This is nice and handy, but I have two problems with this. First, it just seems that Google is getting a little too cozy examining my information for the purpose of tailoring a screen to me. They say the data is secure, but it’s securely on THEIR servers rather than my phone or my computer. My other problem with it is that it opens slowly. It usually takes 4-5 seconds to populate the screen, but sometimes longer. If this is something that I should be able to pull up at any time to show information I want “Now”, then it should be as responsive as the notification screen. It’s not.

The “not so good” changes? Personally, I load multiple apps onto my phone that do similar things. I have Firefox, plus the default browser. I also have several apps for displaying pictures. I don’t want a default app for these things, so I’m content to choose one each time I tap a link or picture to open. However with Jelly Bean, I have to tap TWICE. Once to choose the app, a second time to choose “Just once.” I used to just click the app icon, only checking “Make default” if I didn’t want to see this choice again. I think this is a step back.
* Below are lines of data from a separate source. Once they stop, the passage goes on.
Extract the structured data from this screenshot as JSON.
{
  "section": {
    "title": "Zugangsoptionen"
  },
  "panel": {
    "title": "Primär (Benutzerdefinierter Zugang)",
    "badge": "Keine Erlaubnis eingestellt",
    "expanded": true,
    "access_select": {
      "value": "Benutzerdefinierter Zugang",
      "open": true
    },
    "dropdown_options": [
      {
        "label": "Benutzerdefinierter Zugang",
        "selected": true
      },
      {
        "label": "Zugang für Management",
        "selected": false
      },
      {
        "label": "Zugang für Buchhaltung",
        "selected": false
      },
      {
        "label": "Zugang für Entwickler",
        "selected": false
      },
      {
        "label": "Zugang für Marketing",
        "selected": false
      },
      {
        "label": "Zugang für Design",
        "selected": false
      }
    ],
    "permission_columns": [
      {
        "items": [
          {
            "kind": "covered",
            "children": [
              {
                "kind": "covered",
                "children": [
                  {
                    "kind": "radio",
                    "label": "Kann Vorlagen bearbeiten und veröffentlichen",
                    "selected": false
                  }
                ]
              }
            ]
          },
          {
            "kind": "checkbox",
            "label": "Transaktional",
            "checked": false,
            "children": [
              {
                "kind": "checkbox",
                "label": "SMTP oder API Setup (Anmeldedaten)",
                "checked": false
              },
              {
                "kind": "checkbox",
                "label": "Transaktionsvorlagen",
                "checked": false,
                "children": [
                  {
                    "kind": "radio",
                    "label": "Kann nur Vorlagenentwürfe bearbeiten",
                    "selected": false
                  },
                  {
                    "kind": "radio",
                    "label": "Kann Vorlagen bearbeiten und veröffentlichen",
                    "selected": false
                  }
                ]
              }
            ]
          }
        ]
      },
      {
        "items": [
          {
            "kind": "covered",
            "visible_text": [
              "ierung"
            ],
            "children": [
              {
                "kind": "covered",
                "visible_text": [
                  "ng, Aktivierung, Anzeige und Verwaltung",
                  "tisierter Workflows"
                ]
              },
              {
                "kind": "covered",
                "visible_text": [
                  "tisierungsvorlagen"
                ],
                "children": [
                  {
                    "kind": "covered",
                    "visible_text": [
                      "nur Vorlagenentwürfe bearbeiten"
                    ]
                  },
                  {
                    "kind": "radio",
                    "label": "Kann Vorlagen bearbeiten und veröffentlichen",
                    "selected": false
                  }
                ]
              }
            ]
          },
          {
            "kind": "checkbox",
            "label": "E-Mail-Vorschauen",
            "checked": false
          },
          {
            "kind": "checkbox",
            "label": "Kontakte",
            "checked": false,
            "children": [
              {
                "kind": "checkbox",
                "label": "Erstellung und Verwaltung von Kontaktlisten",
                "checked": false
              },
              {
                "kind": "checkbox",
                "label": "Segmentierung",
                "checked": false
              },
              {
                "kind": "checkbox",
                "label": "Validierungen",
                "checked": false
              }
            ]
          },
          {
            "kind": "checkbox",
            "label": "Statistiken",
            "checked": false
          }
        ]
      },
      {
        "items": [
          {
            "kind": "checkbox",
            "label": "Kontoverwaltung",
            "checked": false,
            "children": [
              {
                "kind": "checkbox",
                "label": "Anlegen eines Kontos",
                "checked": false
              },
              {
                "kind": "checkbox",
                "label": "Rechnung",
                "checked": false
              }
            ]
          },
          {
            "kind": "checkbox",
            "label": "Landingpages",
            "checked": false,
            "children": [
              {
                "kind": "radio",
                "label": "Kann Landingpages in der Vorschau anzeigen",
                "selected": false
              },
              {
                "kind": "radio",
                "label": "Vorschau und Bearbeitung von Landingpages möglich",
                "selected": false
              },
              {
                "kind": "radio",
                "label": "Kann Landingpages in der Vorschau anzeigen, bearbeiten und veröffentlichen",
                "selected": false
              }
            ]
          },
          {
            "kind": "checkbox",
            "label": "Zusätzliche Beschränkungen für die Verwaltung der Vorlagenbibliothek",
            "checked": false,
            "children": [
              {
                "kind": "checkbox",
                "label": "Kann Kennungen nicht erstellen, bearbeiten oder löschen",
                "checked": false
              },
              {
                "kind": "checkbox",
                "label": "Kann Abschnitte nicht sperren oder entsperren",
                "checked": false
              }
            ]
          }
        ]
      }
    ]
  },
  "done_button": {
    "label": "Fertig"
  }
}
My thoughts are simple. The updates to Android that manifested in Jelly Bean are mostly very welcome, and overall I prefer Jelly Bean over Ice Cream Sandwich, for Google at the very least did a great job with the performance improvements. However, there are a few things that I preferred with ICS, such as what I described above. Is it better than iOS now? Well, that’s a debate I’d rather not get into. However, Android has definitely matured to become a major competitor in the market. Much more so with Jelly Bean.